   Code Output

Input: NUN
That is a palindrome!
Input: nune
That is NOT a palindrome


  Dim name As String
  Dim length As Integer
  Dim Pal As Boolean = TRUE
  console.write("Input: ")
  name = console.readline()
  length = Len(name)
  For x = 0 to (length / 2)
    If name.Substring(x, 1) != name.Substring(length - x, 1) then
       Pal = FALSE
    End If
  If Pal then
    console.writeline("That is a palindrome!")
    console.writeline("That is NOT a palindrome!")
  End If

Extension: REGEX

You will often want to check the format of a string being input and if it is incorrect you will want it to be submitted again. For example you might want someone to input the name of their best friend, meaning that they shouldn't be inputting any numbers or spaces, and it should start with a capital letter:

   Code Output

Name of best friend: Beanie(CORRECT)
Name of best friend: jonny5(STOP THIS)

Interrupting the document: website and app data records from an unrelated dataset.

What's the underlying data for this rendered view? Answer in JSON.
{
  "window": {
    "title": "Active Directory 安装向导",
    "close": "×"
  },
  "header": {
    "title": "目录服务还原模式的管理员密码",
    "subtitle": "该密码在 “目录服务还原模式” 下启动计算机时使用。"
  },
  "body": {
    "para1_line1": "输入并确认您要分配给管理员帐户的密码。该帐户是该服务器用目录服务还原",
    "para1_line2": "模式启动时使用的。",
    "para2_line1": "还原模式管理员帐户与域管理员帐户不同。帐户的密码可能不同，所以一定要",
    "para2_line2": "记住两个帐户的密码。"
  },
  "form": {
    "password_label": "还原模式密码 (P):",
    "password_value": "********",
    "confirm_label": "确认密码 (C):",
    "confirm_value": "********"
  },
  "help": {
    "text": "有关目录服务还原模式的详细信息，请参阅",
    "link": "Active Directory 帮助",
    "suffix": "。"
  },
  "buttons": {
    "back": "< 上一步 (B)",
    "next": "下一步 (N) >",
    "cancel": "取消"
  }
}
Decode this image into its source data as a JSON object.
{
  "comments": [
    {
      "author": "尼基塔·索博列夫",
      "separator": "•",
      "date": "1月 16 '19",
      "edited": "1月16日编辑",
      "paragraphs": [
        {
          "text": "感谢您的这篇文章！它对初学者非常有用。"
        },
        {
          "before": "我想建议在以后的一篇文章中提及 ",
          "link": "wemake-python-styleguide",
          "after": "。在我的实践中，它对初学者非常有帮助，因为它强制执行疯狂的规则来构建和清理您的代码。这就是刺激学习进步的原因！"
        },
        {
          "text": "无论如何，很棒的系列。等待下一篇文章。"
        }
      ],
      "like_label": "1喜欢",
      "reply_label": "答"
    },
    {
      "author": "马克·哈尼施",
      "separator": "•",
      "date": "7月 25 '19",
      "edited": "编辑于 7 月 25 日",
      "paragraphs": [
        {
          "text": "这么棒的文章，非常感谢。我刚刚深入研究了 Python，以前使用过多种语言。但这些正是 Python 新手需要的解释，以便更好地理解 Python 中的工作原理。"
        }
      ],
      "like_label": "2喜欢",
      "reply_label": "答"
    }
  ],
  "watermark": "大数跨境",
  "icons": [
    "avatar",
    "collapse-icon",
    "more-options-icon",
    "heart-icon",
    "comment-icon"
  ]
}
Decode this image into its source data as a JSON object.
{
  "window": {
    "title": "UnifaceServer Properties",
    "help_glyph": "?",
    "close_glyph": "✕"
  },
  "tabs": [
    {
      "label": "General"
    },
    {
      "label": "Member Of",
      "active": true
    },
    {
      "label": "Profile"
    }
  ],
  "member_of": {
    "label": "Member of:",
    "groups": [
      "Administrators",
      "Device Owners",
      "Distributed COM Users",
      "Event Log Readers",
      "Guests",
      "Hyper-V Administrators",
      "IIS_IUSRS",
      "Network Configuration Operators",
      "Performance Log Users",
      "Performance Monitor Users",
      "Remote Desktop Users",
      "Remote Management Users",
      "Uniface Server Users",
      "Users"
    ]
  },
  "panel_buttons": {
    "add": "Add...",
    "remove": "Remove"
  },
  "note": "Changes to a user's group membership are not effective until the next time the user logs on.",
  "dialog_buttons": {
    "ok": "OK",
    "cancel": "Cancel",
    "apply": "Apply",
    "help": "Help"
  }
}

To do this we can match the input string against some rules, regular expressions or regex, in this case we only want characters from the alphabet:


Breaking apart the rule:

  • [A-Z] - start exactly one instance of a capital letter
  • [a-z]+ - followed by as many lower case letters as you like (that's what the + means)

Another example might be checking for the correct spelling of a famous composer:

"Handel", "Händel", and "Haendel"

We can check this using the pattern H(ä|ae?)ndel. Let's take a look at what this means:

  • H - start with an H
  • (ä|ae?) - includes an ä or (the | symbol) an a followed by an optional e (e? means the e is optional)

Most regular expression tools provide the following operations to construct expressions.

Boolean "or"

A vertical bar separates alternatives. For example, gray|grey can match "gray" or "grey".


Parentheses are used to define the scope and precedence of the operators (among other uses). For example, gray|grey and gr(a|e)y are equivalent patterns which both describe the set of "gray" and "grey".


A quantifier after a token (such as a character) or group specifies how often that preceding element is allowed to occur.

  • ? The question mark indicates there is zero or one of the preceding element. For example, colou?r matches both "color" and "colour".
  • * The asterisk indicates there is zero or more of the preceding element. For example, ab*c matches "ac", "abc", "abbc", "abbbc", and so on.
  • + The plus sign indicates there is one or more of the preceding element. For example, ab+c matches "abc", "abbc", "abbbc", and so on, but not "ac".

Most programming languages have regular expression functions. In VB.NET we can use regular expressions by using the Regex routine:

' this code enforces the name rule from earlier
Dim name As String
Console.Write("Name of best friend: ")
name = Console.Readline()

' match the string against a regular expression
Dim m As Match = Regex.Match(name, "[A-Z][a-z]+")

If (m.Success) Then
    Console.WriteLine("You have input the name correctly")
    Console.WriteLine("Incorrect format!")
End If

A common use for regular expressions is in checking that you have a correctly typed email address. A rule for that is this: ^[a-zA-Z0-9_.+-]+@[a-zA-Z0-9-]+\.[a-zA-Z0-9-.]+$.

You can find out more about Regular expression on wikipedia and you will cover regular expressions in more detail in A2.

to/from integer, real, date/time.